• **TASK DESCRIPTION**
For the word "post", determine how many lines of the entries below contain it, and give only that number.

• **EXCERPTED RECORDS**
◆ ◆ ◆ ◆ ◆ ◆ ◆
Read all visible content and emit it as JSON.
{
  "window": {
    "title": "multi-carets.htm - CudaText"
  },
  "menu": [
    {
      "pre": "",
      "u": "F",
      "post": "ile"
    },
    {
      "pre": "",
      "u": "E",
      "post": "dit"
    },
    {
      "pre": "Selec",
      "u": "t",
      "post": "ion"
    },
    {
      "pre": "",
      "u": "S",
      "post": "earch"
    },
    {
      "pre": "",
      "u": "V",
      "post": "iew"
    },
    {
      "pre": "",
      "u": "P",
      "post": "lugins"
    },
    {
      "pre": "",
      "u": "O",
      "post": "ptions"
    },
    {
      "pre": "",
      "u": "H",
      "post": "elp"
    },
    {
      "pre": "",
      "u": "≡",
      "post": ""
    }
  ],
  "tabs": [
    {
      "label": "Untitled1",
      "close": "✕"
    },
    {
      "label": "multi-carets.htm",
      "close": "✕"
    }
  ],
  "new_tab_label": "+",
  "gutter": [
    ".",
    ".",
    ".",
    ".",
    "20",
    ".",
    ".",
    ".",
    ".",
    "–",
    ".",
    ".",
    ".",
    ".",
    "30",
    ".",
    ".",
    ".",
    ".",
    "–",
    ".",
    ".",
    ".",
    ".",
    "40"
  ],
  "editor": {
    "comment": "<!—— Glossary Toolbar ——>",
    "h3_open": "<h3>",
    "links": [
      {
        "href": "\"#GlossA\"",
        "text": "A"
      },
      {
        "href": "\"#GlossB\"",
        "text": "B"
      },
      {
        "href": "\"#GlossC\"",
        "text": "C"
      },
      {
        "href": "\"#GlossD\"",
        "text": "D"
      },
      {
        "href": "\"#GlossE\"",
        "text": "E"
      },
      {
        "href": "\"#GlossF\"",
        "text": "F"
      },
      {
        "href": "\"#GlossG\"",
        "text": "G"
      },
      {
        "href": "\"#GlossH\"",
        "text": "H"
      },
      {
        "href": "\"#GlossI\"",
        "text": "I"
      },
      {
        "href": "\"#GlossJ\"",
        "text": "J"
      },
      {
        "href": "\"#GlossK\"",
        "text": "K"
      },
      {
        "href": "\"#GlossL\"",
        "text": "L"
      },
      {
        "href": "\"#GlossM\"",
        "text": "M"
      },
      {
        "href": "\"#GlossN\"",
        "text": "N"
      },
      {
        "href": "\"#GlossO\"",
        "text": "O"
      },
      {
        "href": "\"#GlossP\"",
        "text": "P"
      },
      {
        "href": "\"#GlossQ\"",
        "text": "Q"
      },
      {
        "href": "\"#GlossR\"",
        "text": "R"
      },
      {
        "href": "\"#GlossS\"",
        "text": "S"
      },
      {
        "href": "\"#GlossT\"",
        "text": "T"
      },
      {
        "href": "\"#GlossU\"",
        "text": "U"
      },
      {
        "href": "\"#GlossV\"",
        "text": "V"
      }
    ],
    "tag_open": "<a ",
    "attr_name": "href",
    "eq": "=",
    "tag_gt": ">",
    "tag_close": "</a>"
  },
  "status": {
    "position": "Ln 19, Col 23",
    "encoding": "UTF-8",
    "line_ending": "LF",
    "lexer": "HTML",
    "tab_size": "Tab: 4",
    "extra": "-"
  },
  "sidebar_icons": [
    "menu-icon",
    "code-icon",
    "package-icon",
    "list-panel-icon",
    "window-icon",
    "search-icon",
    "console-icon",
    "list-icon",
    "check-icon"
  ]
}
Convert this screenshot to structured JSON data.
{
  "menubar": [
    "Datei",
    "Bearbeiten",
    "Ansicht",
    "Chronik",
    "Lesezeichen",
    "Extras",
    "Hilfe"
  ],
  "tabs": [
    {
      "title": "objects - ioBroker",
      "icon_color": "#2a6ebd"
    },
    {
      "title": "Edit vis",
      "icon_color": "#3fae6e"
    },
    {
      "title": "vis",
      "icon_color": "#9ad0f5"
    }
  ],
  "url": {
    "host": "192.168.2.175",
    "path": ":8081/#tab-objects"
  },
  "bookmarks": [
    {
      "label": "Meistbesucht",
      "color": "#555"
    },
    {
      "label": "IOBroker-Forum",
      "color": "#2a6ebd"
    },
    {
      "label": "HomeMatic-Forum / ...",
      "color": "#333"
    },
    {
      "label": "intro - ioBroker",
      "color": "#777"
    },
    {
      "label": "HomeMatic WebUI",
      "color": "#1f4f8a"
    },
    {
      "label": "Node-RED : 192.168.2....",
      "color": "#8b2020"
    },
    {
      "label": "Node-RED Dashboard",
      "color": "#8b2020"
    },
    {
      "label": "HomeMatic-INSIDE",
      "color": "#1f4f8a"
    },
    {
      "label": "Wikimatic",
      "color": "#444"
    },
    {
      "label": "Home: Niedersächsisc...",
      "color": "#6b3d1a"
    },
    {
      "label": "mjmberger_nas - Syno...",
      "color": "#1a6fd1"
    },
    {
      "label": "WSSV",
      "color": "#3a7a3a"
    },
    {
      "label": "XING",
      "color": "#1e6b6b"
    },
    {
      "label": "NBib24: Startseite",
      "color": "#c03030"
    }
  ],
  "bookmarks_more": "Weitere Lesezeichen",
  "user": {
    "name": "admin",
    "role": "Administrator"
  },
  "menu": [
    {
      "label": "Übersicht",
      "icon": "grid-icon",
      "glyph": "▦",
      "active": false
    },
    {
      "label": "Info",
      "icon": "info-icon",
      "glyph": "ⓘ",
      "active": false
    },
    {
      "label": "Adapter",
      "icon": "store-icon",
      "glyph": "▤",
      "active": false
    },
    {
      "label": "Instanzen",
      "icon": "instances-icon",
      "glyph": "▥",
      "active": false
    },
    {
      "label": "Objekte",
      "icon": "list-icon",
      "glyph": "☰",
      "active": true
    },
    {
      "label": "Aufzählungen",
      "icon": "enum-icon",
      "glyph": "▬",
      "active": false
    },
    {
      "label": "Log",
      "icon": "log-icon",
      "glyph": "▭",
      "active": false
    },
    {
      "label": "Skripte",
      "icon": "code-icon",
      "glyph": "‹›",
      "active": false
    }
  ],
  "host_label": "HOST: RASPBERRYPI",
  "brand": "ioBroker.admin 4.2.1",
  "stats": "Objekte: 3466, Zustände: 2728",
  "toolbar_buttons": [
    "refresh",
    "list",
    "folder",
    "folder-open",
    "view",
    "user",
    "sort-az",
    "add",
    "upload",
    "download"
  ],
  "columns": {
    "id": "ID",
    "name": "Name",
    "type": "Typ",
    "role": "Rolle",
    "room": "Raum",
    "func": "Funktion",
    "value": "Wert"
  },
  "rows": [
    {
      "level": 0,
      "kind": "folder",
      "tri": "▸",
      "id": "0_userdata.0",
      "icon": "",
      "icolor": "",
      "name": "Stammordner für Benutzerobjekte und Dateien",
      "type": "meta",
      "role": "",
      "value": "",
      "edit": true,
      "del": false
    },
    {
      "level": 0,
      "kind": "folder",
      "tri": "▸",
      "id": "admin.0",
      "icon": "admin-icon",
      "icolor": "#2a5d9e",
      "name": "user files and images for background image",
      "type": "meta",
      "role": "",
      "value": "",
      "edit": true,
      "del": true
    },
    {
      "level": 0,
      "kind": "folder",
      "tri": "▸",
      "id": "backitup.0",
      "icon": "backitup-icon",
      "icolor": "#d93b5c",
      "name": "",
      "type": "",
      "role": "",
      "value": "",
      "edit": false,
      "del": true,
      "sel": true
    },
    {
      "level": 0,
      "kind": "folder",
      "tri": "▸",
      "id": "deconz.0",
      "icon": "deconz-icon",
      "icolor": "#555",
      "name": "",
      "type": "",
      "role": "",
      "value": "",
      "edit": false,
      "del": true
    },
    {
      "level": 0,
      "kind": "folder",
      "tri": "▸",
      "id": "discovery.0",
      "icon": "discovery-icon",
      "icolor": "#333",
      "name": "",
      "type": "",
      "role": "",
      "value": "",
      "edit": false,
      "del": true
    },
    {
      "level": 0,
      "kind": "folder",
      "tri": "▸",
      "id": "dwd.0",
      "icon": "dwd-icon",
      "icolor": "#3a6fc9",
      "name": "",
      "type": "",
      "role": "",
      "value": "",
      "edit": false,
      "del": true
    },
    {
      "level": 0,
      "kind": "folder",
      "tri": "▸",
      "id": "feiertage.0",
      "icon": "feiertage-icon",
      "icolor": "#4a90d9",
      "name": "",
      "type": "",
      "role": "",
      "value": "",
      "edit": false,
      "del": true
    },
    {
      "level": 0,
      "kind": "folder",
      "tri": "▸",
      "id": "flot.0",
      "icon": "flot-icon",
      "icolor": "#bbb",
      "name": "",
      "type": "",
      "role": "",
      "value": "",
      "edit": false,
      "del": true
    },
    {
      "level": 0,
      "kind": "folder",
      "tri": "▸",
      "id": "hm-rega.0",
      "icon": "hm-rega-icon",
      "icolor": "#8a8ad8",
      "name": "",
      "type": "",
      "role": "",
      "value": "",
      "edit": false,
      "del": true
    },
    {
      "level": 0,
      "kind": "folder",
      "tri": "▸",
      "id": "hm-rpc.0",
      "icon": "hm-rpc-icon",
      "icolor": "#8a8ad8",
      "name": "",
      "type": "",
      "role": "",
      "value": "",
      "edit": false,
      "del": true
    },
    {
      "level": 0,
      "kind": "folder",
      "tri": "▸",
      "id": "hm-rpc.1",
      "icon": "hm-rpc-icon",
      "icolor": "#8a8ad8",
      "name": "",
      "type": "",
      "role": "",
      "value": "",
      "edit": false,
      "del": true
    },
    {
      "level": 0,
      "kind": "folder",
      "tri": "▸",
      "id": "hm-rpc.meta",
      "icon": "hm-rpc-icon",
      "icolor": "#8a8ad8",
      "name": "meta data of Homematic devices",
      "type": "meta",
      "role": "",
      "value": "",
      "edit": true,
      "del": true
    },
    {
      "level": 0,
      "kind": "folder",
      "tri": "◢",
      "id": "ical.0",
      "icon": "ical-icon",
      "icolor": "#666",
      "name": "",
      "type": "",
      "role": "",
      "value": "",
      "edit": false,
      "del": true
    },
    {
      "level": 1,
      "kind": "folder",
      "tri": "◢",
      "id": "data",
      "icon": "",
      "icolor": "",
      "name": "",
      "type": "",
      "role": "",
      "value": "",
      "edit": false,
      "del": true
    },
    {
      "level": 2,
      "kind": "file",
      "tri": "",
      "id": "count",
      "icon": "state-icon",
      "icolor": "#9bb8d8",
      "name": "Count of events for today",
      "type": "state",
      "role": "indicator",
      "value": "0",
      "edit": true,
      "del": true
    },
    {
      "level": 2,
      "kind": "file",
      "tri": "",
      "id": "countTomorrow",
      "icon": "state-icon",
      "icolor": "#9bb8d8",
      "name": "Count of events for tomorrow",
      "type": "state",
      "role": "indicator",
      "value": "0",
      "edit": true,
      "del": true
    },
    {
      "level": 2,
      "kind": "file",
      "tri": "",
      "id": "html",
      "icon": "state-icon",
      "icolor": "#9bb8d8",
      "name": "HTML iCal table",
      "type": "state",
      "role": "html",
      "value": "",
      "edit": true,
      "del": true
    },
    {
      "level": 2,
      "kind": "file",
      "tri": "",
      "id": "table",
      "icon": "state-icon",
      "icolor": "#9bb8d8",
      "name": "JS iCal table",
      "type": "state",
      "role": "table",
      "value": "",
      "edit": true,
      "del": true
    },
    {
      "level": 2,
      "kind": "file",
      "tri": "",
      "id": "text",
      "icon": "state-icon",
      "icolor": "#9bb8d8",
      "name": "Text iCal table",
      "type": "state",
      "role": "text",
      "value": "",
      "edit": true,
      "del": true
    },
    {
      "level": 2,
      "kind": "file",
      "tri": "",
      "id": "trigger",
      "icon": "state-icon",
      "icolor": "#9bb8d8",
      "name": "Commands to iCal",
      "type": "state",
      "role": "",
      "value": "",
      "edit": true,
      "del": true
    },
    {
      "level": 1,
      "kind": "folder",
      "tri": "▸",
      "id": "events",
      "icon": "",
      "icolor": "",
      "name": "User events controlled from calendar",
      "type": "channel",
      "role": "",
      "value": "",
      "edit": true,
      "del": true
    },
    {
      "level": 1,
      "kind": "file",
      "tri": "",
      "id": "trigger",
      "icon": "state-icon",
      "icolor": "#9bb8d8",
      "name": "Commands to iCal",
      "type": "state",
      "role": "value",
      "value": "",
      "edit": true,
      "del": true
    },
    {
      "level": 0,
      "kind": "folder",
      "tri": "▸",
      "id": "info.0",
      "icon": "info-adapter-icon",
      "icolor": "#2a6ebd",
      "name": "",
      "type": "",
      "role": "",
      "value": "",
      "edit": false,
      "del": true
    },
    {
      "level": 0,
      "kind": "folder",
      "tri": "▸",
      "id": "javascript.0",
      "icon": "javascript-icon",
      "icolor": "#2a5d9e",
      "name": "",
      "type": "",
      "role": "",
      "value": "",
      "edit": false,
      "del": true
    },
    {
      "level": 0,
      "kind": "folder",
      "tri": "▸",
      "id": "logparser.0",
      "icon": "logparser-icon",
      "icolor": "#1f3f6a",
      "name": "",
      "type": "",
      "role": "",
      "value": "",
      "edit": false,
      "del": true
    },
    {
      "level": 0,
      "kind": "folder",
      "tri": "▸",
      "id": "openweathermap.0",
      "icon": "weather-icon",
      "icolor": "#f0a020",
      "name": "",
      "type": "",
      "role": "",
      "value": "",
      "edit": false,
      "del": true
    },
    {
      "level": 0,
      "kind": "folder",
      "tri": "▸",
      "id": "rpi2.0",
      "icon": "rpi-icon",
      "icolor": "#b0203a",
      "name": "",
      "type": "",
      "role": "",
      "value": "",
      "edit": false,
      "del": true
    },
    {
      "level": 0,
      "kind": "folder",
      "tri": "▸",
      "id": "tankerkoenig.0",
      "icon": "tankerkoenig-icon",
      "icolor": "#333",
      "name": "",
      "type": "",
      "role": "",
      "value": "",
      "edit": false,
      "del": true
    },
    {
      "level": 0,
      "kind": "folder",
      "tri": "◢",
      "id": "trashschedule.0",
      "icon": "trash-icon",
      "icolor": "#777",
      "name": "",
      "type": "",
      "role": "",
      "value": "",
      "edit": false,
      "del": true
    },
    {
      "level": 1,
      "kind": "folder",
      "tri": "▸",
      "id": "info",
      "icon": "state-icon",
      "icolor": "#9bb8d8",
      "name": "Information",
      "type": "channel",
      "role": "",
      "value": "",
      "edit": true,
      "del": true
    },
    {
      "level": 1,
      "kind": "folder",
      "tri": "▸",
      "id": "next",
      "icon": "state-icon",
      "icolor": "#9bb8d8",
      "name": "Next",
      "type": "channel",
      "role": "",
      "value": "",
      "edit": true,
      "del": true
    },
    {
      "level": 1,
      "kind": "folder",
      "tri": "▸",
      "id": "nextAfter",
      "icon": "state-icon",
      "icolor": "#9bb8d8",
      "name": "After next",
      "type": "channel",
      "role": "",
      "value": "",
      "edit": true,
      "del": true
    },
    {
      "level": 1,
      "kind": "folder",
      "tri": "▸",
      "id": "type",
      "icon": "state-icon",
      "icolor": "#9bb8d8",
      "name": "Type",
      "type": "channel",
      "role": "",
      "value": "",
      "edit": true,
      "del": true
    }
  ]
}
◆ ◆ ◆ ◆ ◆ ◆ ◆
• **ANSWER BOX**
9